↓↓↓

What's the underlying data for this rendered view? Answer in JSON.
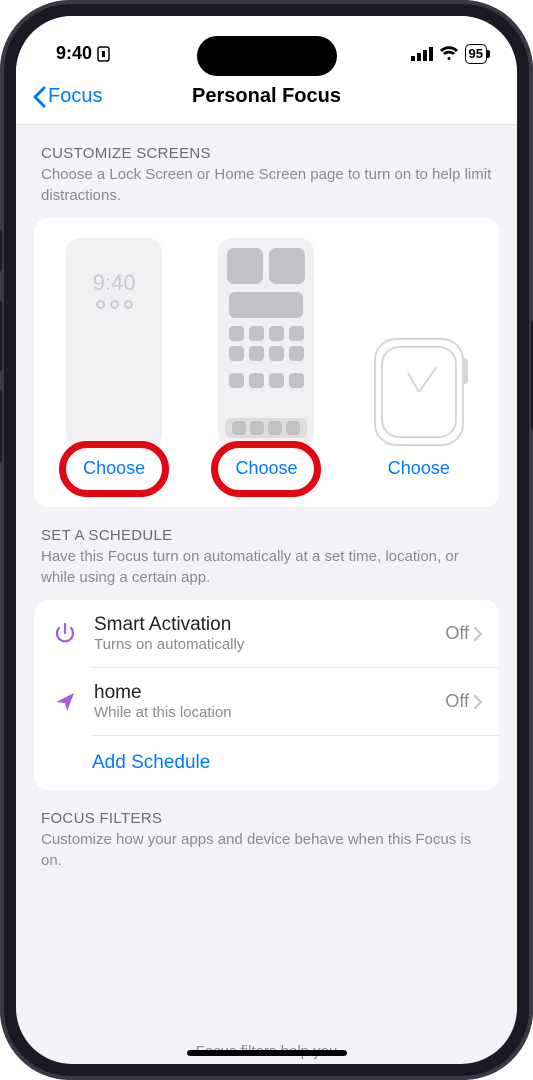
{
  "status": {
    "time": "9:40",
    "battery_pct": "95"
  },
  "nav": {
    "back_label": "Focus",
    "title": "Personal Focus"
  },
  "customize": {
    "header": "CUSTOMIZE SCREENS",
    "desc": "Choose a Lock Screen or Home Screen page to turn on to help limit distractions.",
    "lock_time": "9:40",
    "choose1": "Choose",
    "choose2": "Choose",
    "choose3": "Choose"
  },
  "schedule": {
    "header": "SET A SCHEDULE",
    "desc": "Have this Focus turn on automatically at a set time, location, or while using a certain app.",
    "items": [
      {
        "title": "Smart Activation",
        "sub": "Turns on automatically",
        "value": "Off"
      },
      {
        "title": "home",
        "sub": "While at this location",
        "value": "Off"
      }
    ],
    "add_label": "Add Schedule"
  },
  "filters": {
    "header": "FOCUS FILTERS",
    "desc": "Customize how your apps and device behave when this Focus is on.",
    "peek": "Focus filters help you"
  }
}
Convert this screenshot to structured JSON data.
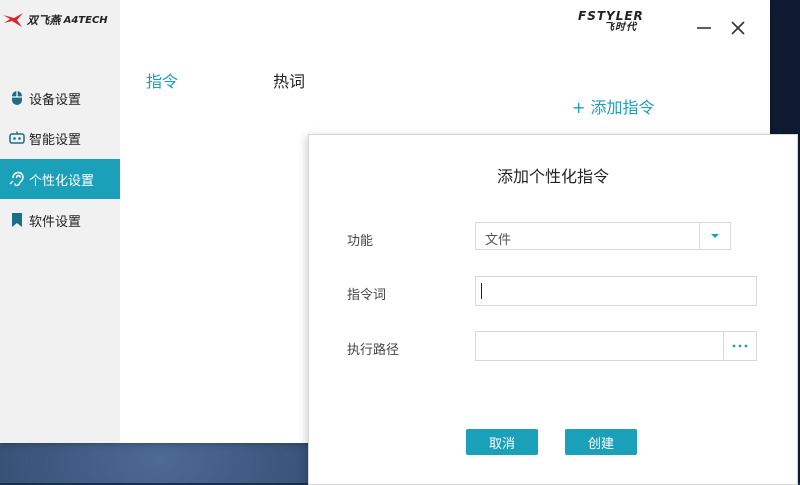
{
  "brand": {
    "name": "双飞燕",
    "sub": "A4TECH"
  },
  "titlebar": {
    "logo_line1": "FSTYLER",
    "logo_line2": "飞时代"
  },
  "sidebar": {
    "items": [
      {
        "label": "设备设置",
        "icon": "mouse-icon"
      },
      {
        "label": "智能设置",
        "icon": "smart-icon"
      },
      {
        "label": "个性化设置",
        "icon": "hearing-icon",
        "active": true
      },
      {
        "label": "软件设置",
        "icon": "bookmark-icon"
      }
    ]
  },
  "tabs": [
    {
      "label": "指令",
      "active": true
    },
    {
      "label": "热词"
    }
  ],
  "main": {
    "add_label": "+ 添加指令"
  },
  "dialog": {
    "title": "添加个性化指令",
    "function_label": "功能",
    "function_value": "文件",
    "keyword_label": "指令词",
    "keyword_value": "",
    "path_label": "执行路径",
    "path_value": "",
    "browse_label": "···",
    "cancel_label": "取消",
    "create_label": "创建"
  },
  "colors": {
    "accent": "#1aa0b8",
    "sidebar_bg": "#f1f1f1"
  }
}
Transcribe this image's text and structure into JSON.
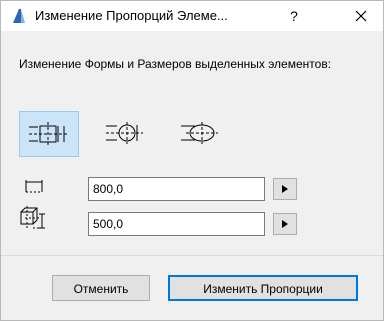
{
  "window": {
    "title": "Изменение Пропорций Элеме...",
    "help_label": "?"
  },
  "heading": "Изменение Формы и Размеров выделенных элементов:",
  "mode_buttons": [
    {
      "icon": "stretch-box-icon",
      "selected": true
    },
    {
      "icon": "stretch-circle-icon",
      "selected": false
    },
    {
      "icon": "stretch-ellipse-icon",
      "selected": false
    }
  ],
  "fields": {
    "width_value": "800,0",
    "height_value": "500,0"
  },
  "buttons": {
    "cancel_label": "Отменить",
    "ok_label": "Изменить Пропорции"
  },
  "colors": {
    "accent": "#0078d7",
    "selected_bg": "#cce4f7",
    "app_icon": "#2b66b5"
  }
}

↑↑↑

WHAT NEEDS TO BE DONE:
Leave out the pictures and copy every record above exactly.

TASK SOLUTION:
What's the underlying data for this rendered view? Answer in JSON.
{
  "status": {
    "time": "9:40",
    "battery_pct": "95"
  },
  "nav": {
    "back_label": "Focus",
    "title": "Personal Focus"
  },
  "customize": {
    "header": "CUSTOMIZE SCREENS",
    "desc": "Choose a Lock Screen or Home Screen page to turn on to help limit distractions.",
    "lock_time": "9:40",
    "choose1": "Choose",
    "choose2": "Choose",
    "choose3": "Choose"
  },
  "schedule": {
    "header": "SET A SCHEDULE",
    "desc": "Have this Focus turn on automatically at a set time, location, or while using a certain app.",
    "items": [
      {
        "title": "Smart Activation",
        "sub": "Turns on automatically",
        "value": "Off"
      },
      {
        "title": "home",
        "sub": "While at this location",
        "value": "Off"
      }
    ],
    "add_label": "Add Schedule"
  },
  "filters": {
    "header": "FOCUS FILTERS",
    "desc": "Customize how your apps and device behave when this Focus is on.",
    "peek": "Focus filters help you"
  }
}
Convert this screenshot to structured JSON data.
{
  "brand": {
    "name": "双飞燕",
    "sub": "A4TECH"
  },
  "titlebar": {
    "logo_line1": "FSTYLER",
    "logo_line2": "飞时代"
  },
  "sidebar": {
    "items": [
      {
        "label": "设备设置",
        "icon": "mouse-icon"
      },
      {
        "label": "智能设置",
        "icon": "smart-icon"
      },
      {
        "label": "个性化设置",
        "icon": "hearing-icon",
        "active": true
      },
      {
        "label": "软件设置",
        "icon": "bookmark-icon"
      }
    ]
  },
  "tabs": [
    {
      "label": "指令",
      "active": true
    },
    {
      "label": "热词"
    }
  ],
  "main": {
    "add_label": "+ 添加指令"
  },
  "dialog": {
    "title": "添加个性化指令",
    "function_label": "功能",
    "function_value": "文件",
    "keyword_label": "指令词",
    "keyword_value": "",
    "path_label": "执行路径",
    "path_value": "",
    "browse_label": "···",
    "cancel_label": "取消",
    "create_label": "创建"
  },
  "colors": {
    "accent": "#1aa0b8",
    "sidebar_bg": "#f1f1f1"
  }
}
Transcribe this image's text and structure into JSON.
{
  "window": {
    "title": "Изменение Пропорций Элеме...",
    "help_label": "?"
  },
  "heading": "Изменение Формы и Размеров выделенных элементов:",
  "mode_buttons": [
    {
      "icon": "stretch-box-icon",
      "selected": true
    },
    {
      "icon": "stretch-circle-icon",
      "selected": false
    },
    {
      "icon": "stretch-ellipse-icon",
      "selected": false
    }
  ],
  "fields": {
    "width_value": "800,0",
    "height_value": "500,0"
  },
  "buttons": {
    "cancel_label": "Отменить",
    "ok_label": "Изменить Пропорции"
  },
  "colors": {
    "accent": "#0078d7",
    "selected_bg": "#cce4f7",
    "app_icon": "#2b66b5"
  }
}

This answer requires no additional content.